By David Fathers, Regional General Manager at Crown Records Management.
The word destruction usually has negative connotations but after GDPR had suddenly become a buzzword in the corporate world – and a booming business itself.
GDPR, which gives European citizens increased rights over their personal data - and ups the ante on data breaches - has changed the world of information management.
Businesses know they may be called upon to edit or delete the personal data they hold at any time, are under pressure to ensure they have consent to store it in the first place. They are signed up to a strict compliance structure around data breaches too.
So, what's the answer when you have a pile of historic data collected in the days when consent rules were more lax? Or which is being kept without any real reason or plan?
The answer, according to David Fathers, Regional General Manager at Crown Records Management, may be simpler than you think.
"We're finding that a lot of businesses are realising that secure destruction can play an important part in their bid for compliance," he said.
"So many companies stock-pile data for no reason at all. Data which is beyond its use-by data, data which is no longer relevant to the business, data which is stored on formats which are no longer accessible.
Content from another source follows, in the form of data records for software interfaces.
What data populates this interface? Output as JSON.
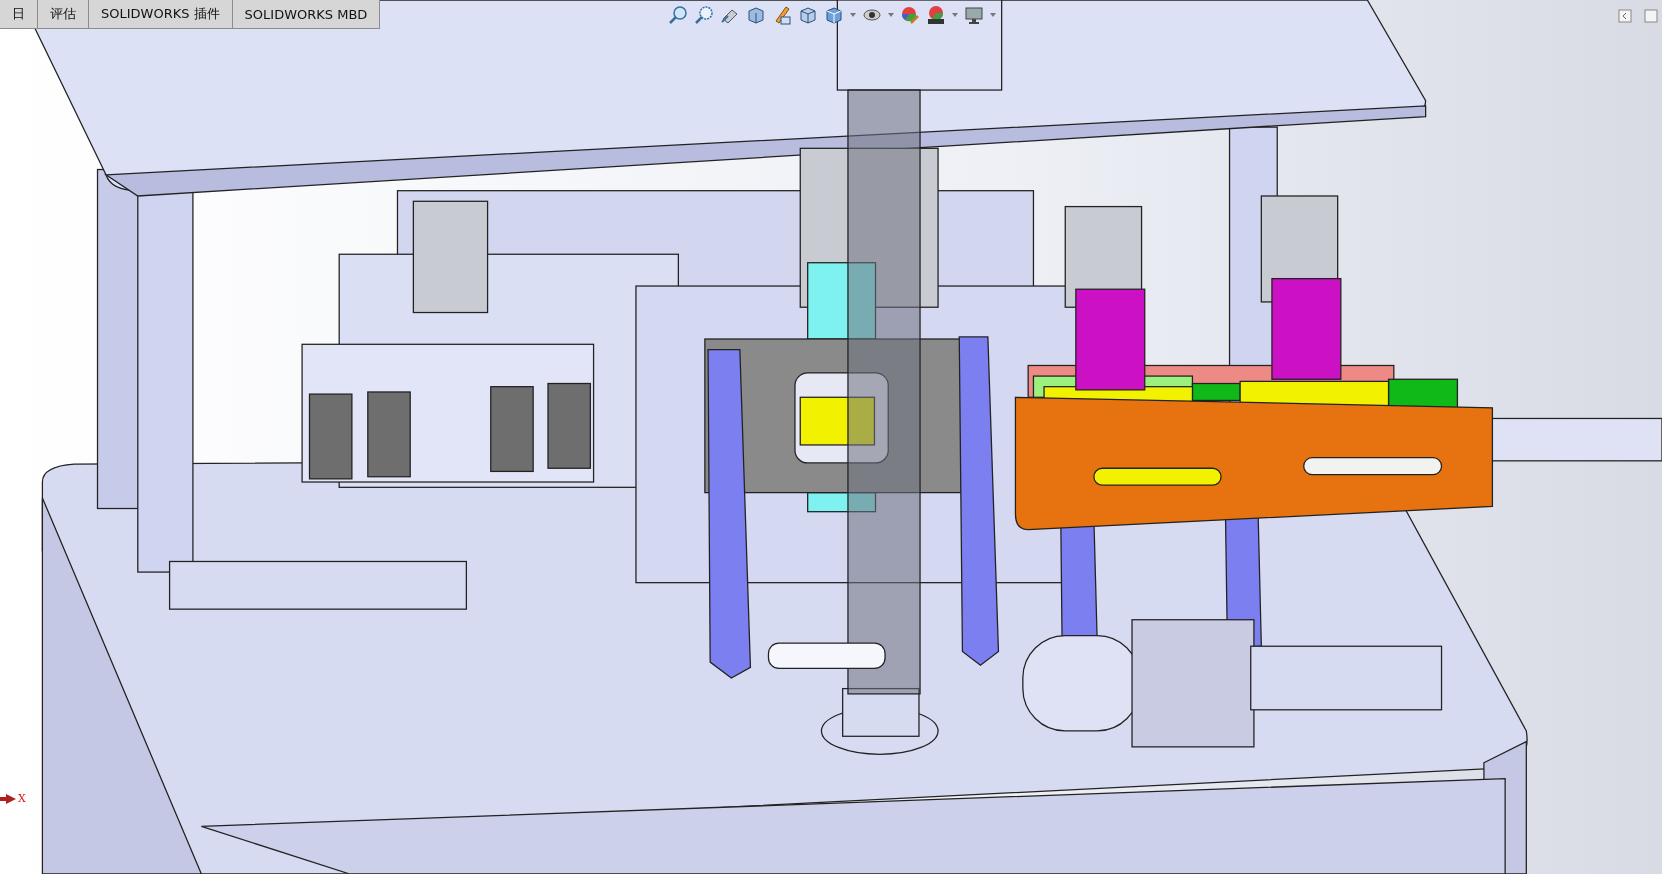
{
  "tabs": [
    {
      "label": "日"
    },
    {
      "label": "评估"
    },
    {
      "label": "SOLIDWORKS 插件"
    },
    {
      "label": "SOLIDWORKS MBD"
    }
  ],
  "axis": {
    "label": "X"
  }
}
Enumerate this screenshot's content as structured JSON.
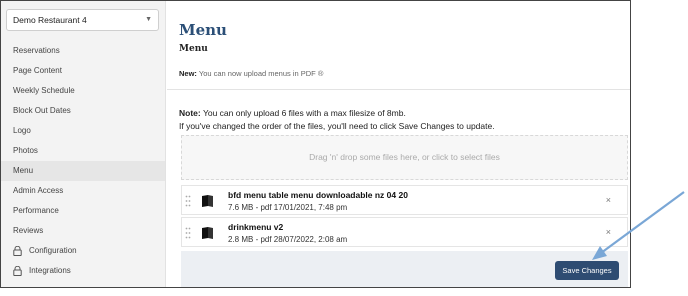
{
  "sidebar": {
    "restaurant": "Demo Restaurant 4",
    "items": [
      {
        "label": "Reservations",
        "locked": false,
        "active": false
      },
      {
        "label": "Page Content",
        "locked": false,
        "active": false
      },
      {
        "label": "Weekly Schedule",
        "locked": false,
        "active": false
      },
      {
        "label": "Block Out Dates",
        "locked": false,
        "active": false
      },
      {
        "label": "Logo",
        "locked": false,
        "active": false
      },
      {
        "label": "Photos",
        "locked": false,
        "active": false
      },
      {
        "label": "Menu",
        "locked": false,
        "active": true
      },
      {
        "label": "Admin Access",
        "locked": false,
        "active": false
      },
      {
        "label": "Performance",
        "locked": false,
        "active": false
      },
      {
        "label": "Reviews",
        "locked": false,
        "active": false
      },
      {
        "label": "Configuration",
        "locked": true,
        "active": false
      },
      {
        "label": "Integrations",
        "locked": true,
        "active": false
      }
    ]
  },
  "main": {
    "title": "Menu",
    "subtitle": "Menu",
    "new_label": "New:",
    "new_text": "You can now upload menus in PDF ®",
    "note_label": "Note:",
    "note_text": "You can only upload 6 files with a max filesize of 8mb.",
    "note_line2": "If you've changed the order of the files, you'll need to click Save Changes to update.",
    "dropzone_text": "Drag 'n' drop some files here, or click to select files",
    "files": [
      {
        "name": "bfd menu table menu downloadable nz 04 20",
        "meta": "7.6 MB - pdf 17/01/2021, 7:48 pm"
      },
      {
        "name": "drinkmenu v2",
        "meta": "2.8 MB - pdf 28/07/2022, 2:08 am"
      }
    ],
    "remove_symbol": "×",
    "save_label": "Save Changes"
  },
  "colors": {
    "accent": "#2e4c72",
    "title": "#2b4f77",
    "arrow": "#7aa7d6"
  }
}
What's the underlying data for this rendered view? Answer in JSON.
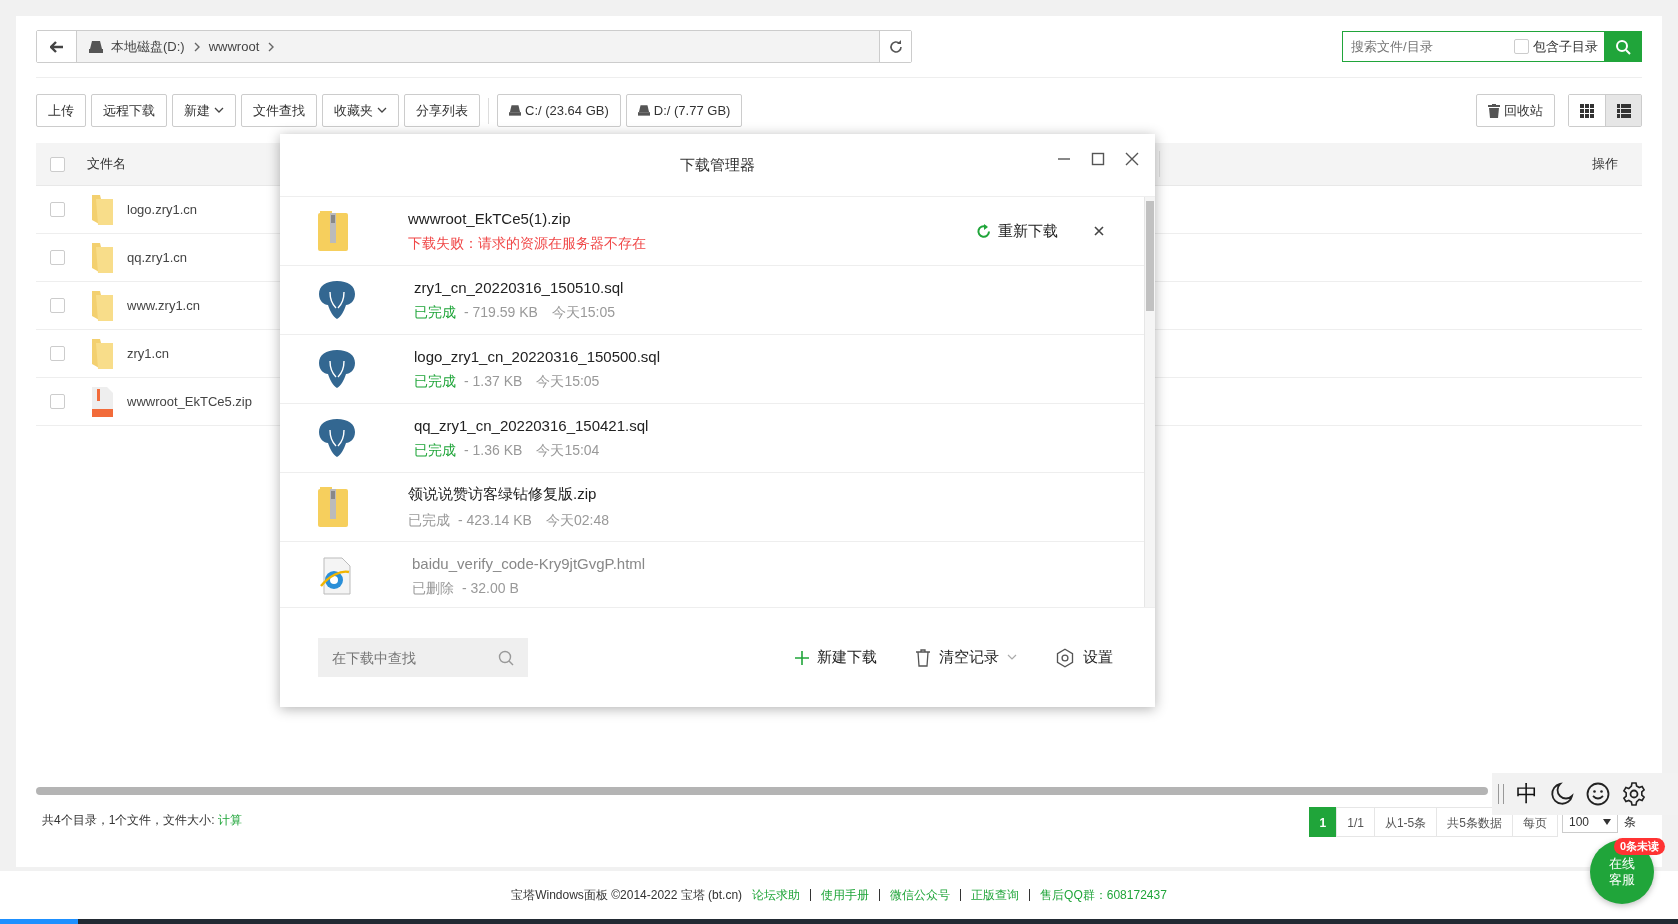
{
  "breadcrumb": {
    "drive": "本地磁盘(D:)",
    "path": [
      "wwwroot"
    ]
  },
  "search": {
    "placeholder": "搜索文件/目录",
    "subdir_label": "包含子目录",
    "subdir_checked": false
  },
  "toolbar": [
    {
      "label": "上传",
      "kind": "plain"
    },
    {
      "label": "远程下载",
      "kind": "plain"
    },
    {
      "label": "新建",
      "kind": "dropdown"
    },
    {
      "label": "文件查找",
      "kind": "plain"
    },
    {
      "label": "收藏夹",
      "kind": "dropdown"
    },
    {
      "label": "分享列表",
      "kind": "plain"
    },
    {
      "label": "C:/ (23.64 GB)",
      "kind": "drive"
    },
    {
      "label": "D:/ (7.77 GB)",
      "kind": "drive"
    }
  ],
  "recycle_label": "回收站",
  "views": [
    {
      "kind": "grid",
      "selected": false
    },
    {
      "kind": "list",
      "selected": true
    }
  ],
  "table": {
    "all_checked": false,
    "columns": [
      "文件名",
      "操作"
    ],
    "rows": [
      {
        "name": "logo.zry1.cn",
        "kind": "folder",
        "checked": false
      },
      {
        "name": "qq.zry1.cn",
        "kind": "folder",
        "checked": false
      },
      {
        "name": "www.zry1.cn",
        "kind": "folder",
        "checked": false
      },
      {
        "name": "zry1.cn",
        "kind": "folder",
        "checked": false
      },
      {
        "name": "wwwroot_EkTCe5.zip",
        "kind": "zip",
        "checked": false
      }
    ]
  },
  "summary": {
    "text": "共4个目录，1个文件，文件大小:",
    "link": "计算"
  },
  "pagination": {
    "pages": [
      {
        "label": "1",
        "selected": true
      }
    ],
    "info": [
      "1/1",
      "从1-5条",
      "共5条数据"
    ],
    "per_page_label": "每页",
    "per_page": "100",
    "unit": "条"
  },
  "footer": {
    "copyright": "宝塔Windows面板 ©2014-2022 宝塔 (bt.cn)",
    "links": [
      "论坛求助",
      "使用手册",
      "微信公众号",
      "正版查询",
      "售后QQ群：608172437"
    ]
  },
  "float_tools": {
    "lang": "中"
  },
  "chat": {
    "lines": [
      "在线",
      "客服"
    ],
    "badge": "0条未读"
  },
  "download_manager": {
    "title": "下载管理器",
    "items": [
      {
        "name": "wwwroot_EkTCe5(1).zip",
        "kind": "zip",
        "failed": true,
        "deleted": false,
        "status_text": "下载失败：请求的资源在服务器不存在",
        "retry_label": "重新下载"
      },
      {
        "name": "zry1_cn_20220316_150510.sql",
        "kind": "sql",
        "failed": false,
        "deleted": false,
        "status_text": "已完成",
        "color": "#20a53a",
        "size": "- 719.59 KB",
        "time": "今天15:05"
      },
      {
        "name": "logo_zry1_cn_20220316_150500.sql",
        "kind": "sql",
        "failed": false,
        "deleted": false,
        "status_text": "已完成",
        "color": "#20a53a",
        "size": "- 1.37 KB",
        "time": "今天15:05"
      },
      {
        "name": "qq_zry1_cn_20220316_150421.sql",
        "kind": "sql",
        "failed": false,
        "deleted": false,
        "status_text": "已完成",
        "color": "#20a53a",
        "size": "- 1.36 KB",
        "time": "今天15:04"
      },
      {
        "name": "领说说赞访客绿钻修复版.zip",
        "kind": "zip",
        "failed": false,
        "deleted": false,
        "status_text": "已完成",
        "color": "#999999",
        "size": "- 423.14 KB",
        "time": "今天02:48"
      },
      {
        "name": "baidu_verify_code-Kry9jtGvgP.html",
        "kind": "html",
        "failed": false,
        "deleted": true,
        "status_text": "已删除",
        "size": "- 32.00 B"
      }
    ],
    "search_placeholder": "在下载中查找",
    "new_label": "新建下载",
    "clear_label": "清空记录",
    "settings_label": "设置"
  }
}
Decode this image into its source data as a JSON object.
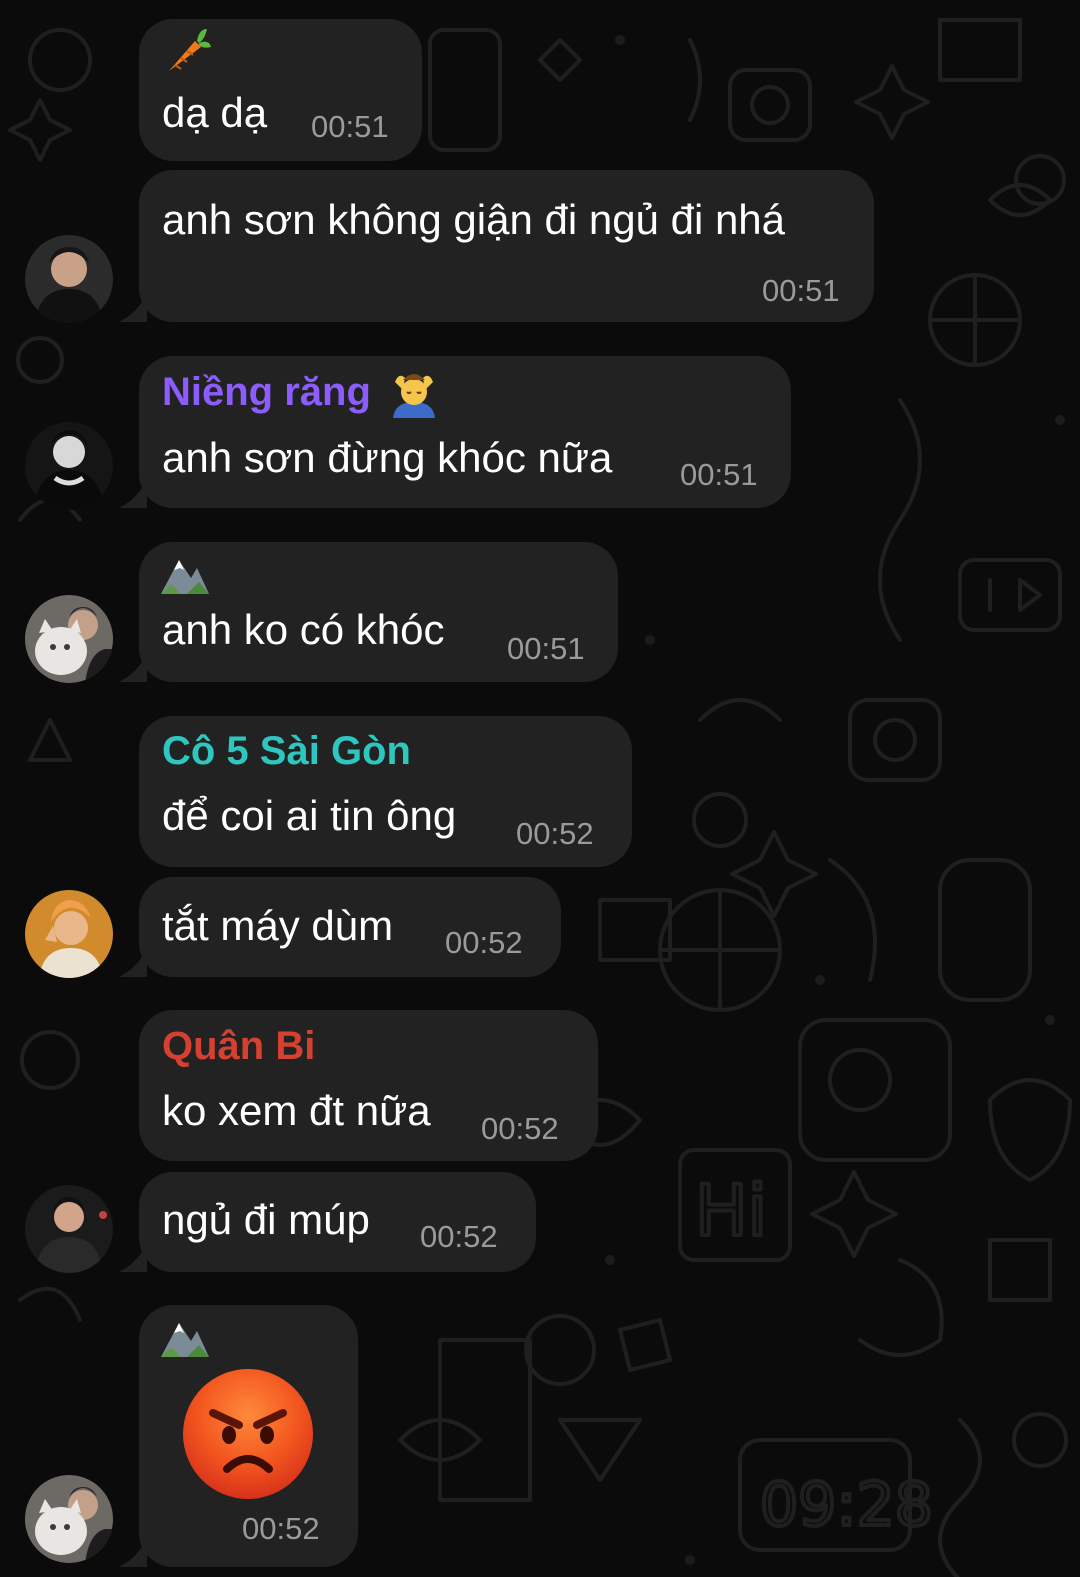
{
  "messages": [
    {
      "id": "m1",
      "text": "dạ dạ",
      "time": "00:51",
      "status_icon": "carrot-icon"
    },
    {
      "id": "m2",
      "text": "anh sơn không giận đi ngủ đi nhá",
      "time": "00:51"
    },
    {
      "id": "m3",
      "sender": "Niềng răng",
      "sender_color": "#8c5cff",
      "sender_emoji": "massage-emoji-icon",
      "text": "anh sơn đừng khóc nữa",
      "time": "00:51"
    },
    {
      "id": "m4",
      "text": "anh ko có khóc",
      "time": "00:51",
      "status_icon": "mountain-icon"
    },
    {
      "id": "m5",
      "sender": "Cô 5 Sài Gòn",
      "sender_color": "#2ec7c0",
      "text": "để coi ai tin ông",
      "time": "00:52"
    },
    {
      "id": "m6",
      "text": "tắt máy dùm",
      "time": "00:52"
    },
    {
      "id": "m7",
      "sender": "Quân Bi",
      "sender_color": "#d64030",
      "text": "ko xem đt nữa",
      "time": "00:52"
    },
    {
      "id": "m8",
      "text": "ngủ đi múp",
      "time": "00:52"
    },
    {
      "id": "m9",
      "sticker": "angry-face-emoji",
      "time": "00:52",
      "status_icon": "mountain-icon"
    }
  ],
  "colors": {
    "background": "#0b0b0b",
    "bubble": "#222222",
    "text": "#ffffff",
    "time": "#9a9a9a"
  }
}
"And even more commonly, physical data stored on paper and then sent to a warehouse never to be seen again.
"In the past this kind of data was not a big risk, it was effectively put away and forgotten about. Now, after GDPR, it's a very different environment.
"GDPR applies to physical data as well as digital data – so those boxes are suddenly a problem. And keeping data in formats which can longer be accessed is an issue too. How are you going to edit or delete personal data when you can't even get to it?
"Secure destruction is often the most cost-effective way to end the problem; and it's becoming an industry in itself."
Here are six reasons why destruction is now a good thing:
- Securely destroying out of date boxes can aid GDPR compliance and help avoid data breaches. It can save money in the long-term too because there is a cost attached to physical storage. Destroying a box normally costs around the same as the price of storage for one year.
- Old office equipment can be a data risk and destroying it reduces the threat of data breaches. Multifunctional devices with hard drives such as copiers, scanners and printers can contain sensitive information such as copies of printed and scanned documents.
- Mobile phones, laptops and hard drives all contain huge amounts of personal data these days and secure destruction is the only certain way to prevent breaches.
- Secure destruction can have environmental benefits. Encouraging a paper-free office in the first place, for instance by restricting what information is printed and photocopied, is both sensible and environmentally-friendly. This equipment is a regular source of data breaches because it is so easy to lose track of data once it has been copied. Reducing the number of boxes in storage also has environmental benefits. Crown Records Management estimates that 2006 trees and 321 litres of water could be saved if the 350,000 boxes it holds that are past their 'destroy date' are securely destroyed.
- Having a secure destruction policy in place encourages businesses to consider what data they have and how long it needs to be kept for. Some data has to be kept for legal reasons but many businesses keep data longer than it is useful or needed.
- Secure destruction can help protect brands and intellectual property. The destruction of counterfeit goods and also retail goods such as clothing, shoes or books which have been misprinted or overprinted, is another growing aspect of the industry.